→ **Your task**: Go over the data and copy out each line with "Join" in it.

→ **Excerpts from a dataset**:

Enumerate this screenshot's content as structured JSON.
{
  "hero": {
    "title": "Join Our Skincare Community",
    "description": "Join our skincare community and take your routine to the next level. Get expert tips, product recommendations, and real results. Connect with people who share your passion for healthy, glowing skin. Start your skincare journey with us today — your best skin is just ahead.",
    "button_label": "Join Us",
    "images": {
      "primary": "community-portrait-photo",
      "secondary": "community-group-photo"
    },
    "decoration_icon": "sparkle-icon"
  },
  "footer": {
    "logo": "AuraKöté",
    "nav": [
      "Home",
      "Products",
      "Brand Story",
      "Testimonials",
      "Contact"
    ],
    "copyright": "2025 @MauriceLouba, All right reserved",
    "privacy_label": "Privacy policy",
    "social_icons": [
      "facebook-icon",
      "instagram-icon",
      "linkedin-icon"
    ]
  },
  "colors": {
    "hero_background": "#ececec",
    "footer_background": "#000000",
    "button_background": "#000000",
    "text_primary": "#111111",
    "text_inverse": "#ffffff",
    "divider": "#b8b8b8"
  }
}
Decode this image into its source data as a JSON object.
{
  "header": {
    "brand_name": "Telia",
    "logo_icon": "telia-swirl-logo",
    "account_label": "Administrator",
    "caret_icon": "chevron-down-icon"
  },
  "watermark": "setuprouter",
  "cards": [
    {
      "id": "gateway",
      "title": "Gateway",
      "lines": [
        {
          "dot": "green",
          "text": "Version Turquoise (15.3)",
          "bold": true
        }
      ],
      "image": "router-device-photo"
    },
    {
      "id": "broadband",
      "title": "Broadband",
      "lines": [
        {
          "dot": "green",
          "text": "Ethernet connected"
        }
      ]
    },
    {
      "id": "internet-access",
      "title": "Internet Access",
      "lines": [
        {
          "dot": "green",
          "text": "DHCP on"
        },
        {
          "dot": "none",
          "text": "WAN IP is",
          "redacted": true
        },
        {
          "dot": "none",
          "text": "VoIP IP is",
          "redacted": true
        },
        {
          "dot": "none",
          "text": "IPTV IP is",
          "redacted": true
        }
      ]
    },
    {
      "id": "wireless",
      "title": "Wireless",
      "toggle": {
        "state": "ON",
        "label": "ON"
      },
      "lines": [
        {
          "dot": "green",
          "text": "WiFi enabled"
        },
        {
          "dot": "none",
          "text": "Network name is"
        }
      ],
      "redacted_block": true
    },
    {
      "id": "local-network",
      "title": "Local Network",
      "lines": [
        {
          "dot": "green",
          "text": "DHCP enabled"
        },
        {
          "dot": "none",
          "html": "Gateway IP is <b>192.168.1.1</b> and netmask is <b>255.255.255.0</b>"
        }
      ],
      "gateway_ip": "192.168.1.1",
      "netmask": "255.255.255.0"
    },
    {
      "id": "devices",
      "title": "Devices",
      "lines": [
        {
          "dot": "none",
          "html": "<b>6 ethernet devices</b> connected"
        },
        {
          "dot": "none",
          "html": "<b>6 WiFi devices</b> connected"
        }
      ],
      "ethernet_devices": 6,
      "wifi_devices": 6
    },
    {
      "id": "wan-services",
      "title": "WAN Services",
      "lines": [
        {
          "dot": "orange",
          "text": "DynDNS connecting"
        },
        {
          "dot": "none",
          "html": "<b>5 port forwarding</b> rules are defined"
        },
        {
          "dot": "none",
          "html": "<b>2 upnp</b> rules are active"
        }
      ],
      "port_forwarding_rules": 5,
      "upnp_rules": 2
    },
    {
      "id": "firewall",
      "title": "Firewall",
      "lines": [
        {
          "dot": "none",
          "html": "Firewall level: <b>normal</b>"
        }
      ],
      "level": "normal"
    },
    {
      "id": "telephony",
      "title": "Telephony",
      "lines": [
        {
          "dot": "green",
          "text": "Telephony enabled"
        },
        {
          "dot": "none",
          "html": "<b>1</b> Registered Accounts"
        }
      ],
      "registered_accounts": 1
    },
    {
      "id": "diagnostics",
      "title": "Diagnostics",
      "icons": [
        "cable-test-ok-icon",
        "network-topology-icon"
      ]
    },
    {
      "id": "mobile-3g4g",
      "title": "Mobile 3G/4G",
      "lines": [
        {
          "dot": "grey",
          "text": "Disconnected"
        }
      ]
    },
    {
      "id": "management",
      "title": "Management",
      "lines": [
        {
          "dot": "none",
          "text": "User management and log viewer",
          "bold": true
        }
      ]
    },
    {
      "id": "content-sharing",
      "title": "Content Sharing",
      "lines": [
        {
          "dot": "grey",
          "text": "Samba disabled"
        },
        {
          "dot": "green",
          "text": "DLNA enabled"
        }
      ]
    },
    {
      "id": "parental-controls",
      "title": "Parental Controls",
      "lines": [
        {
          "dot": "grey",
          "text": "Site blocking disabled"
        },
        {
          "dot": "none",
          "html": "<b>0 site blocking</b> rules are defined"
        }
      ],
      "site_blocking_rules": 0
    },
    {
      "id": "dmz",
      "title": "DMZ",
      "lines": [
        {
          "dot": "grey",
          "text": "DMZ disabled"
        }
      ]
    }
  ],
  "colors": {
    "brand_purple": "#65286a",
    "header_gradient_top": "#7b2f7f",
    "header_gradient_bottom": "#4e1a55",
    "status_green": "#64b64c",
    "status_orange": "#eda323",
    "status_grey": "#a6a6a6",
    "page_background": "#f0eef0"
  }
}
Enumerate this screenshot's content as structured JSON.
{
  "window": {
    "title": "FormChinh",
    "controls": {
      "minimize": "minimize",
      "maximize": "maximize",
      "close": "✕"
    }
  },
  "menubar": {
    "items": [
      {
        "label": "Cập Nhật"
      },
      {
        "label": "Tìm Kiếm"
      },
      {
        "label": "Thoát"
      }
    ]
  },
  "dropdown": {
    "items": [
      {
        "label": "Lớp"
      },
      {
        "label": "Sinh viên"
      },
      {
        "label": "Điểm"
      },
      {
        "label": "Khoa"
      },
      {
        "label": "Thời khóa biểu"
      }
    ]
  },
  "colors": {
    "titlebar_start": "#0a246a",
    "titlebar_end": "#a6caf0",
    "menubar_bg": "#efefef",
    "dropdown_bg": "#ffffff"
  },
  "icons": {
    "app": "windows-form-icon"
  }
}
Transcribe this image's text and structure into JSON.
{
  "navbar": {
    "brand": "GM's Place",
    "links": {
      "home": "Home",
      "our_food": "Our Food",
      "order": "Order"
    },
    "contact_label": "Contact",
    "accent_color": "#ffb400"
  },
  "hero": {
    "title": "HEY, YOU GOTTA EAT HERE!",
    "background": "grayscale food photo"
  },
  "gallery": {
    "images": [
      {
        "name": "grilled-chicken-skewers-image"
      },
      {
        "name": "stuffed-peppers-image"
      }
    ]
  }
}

→ **Reply to the task**:
    "title": "Join Our Skincare Community",
    "description": "Join our skincare community and take your routine to the next level. Get expert tips, product recommendations, and real results. Connect with people who share your passion for healthy, glowing skin. Start your skincare journey with us today — your best skin is just ahead.",
    "button_label": "Join Us",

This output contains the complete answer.